#### What the task asks:
Which lines of the data contain the string "color"? Show each of them.

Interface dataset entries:
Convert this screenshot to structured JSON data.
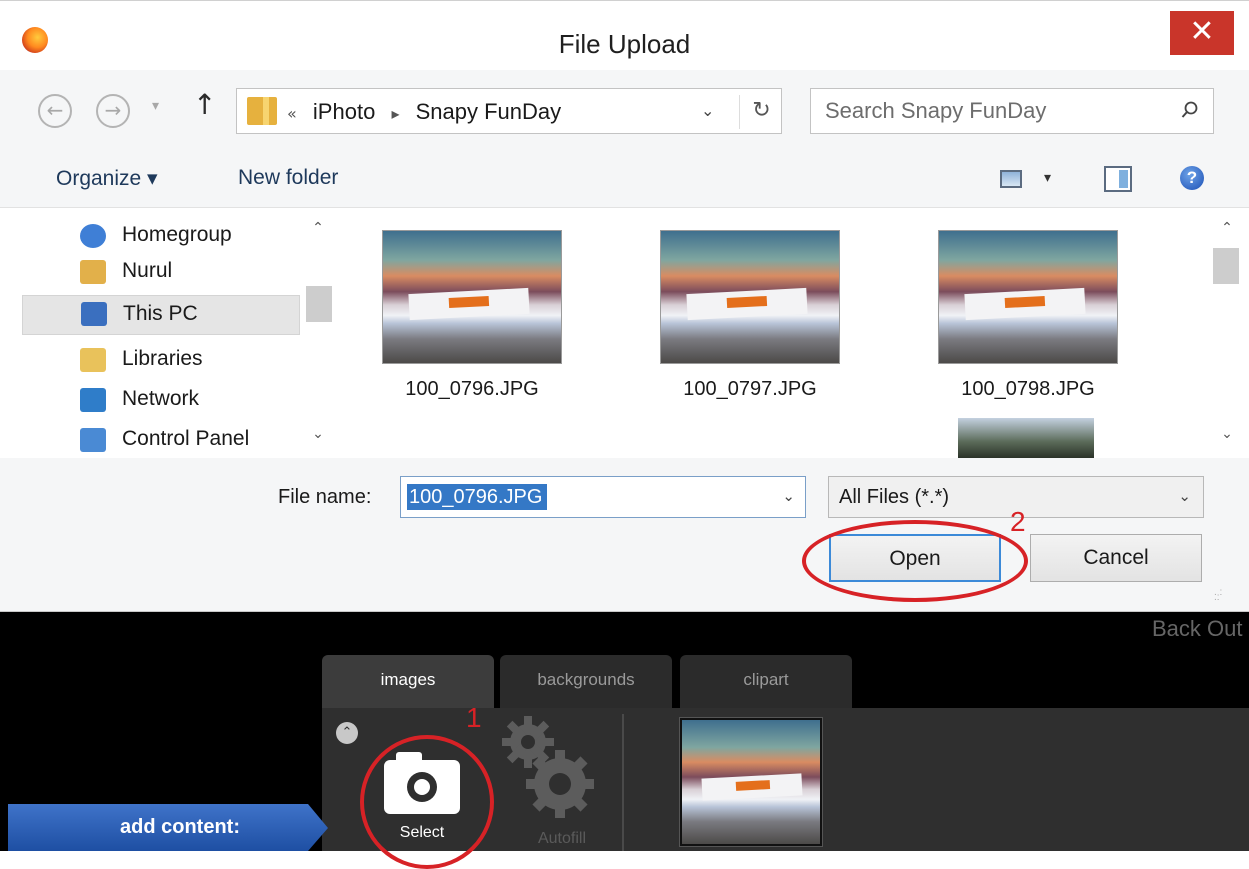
{
  "dialog": {
    "title": "File Upload",
    "close_label": "✕",
    "nav": {
      "back": "←",
      "forward": "→",
      "recent": "▾",
      "up": "↑"
    },
    "breadcrumb": {
      "prefix": "«",
      "items": [
        "iPhoto",
        "Snapy FunDay"
      ],
      "separator": "▸"
    },
    "address_dropdown": "⌄",
    "refresh": "↻",
    "search": {
      "placeholder": "Search Snapy FunDay"
    },
    "toolbar": {
      "organize_label": "Organize ▾",
      "new_folder_label": "New folder",
      "view_dropdown": "▾",
      "help_label": "?"
    },
    "nav_pane": {
      "items": [
        {
          "label": "Homegroup",
          "icon": "homegroup-icon",
          "color": "#3f7fd6"
        },
        {
          "label": "Nurul",
          "icon": "user-folder-icon",
          "color": "#e2b04a"
        },
        {
          "label": "This PC",
          "icon": "computer-icon",
          "color": "#3a6fbf"
        },
        {
          "label": "Libraries",
          "icon": "libraries-icon",
          "color": "#e9c25b"
        },
        {
          "label": "Network",
          "icon": "network-icon",
          "color": "#2f7dc9"
        },
        {
          "label": "Control Panel",
          "icon": "control-panel-icon",
          "color": "#4a8ad4"
        }
      ],
      "selected": "This PC",
      "scroll_up": "⌃",
      "scroll_down": "⌄"
    },
    "files": [
      {
        "name": "100_0796.JPG"
      },
      {
        "name": "100_0797.JPG"
      },
      {
        "name": "100_0798.JPG"
      }
    ],
    "file_name_label": "File name:",
    "file_name_value": "100_0796.JPG",
    "file_type_value": "All Files (*.*)",
    "dropdown_arrow": "⌄",
    "open_label": "Open",
    "cancel_label": "Cancel"
  },
  "annotations": {
    "step1": "1",
    "step2": "2",
    "color": "#d72226"
  },
  "app": {
    "back_out_label": "Back Out",
    "tabs": [
      "images",
      "backgrounds",
      "clipart"
    ],
    "active_tab": "images",
    "collapse_label": "⌃",
    "select_label": "Select",
    "autofill_label": "Autofill",
    "add_content_label": "add content:"
  }
}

#### Task result:
          "color": "#3f7fd6"
          "color": "#e2b04a"
          "color": "#3a6fbf"
          "color": "#e9c25b"
          "color": "#2f7dc9"
          "color": "#4a8ad4"
    "color": "#d72226"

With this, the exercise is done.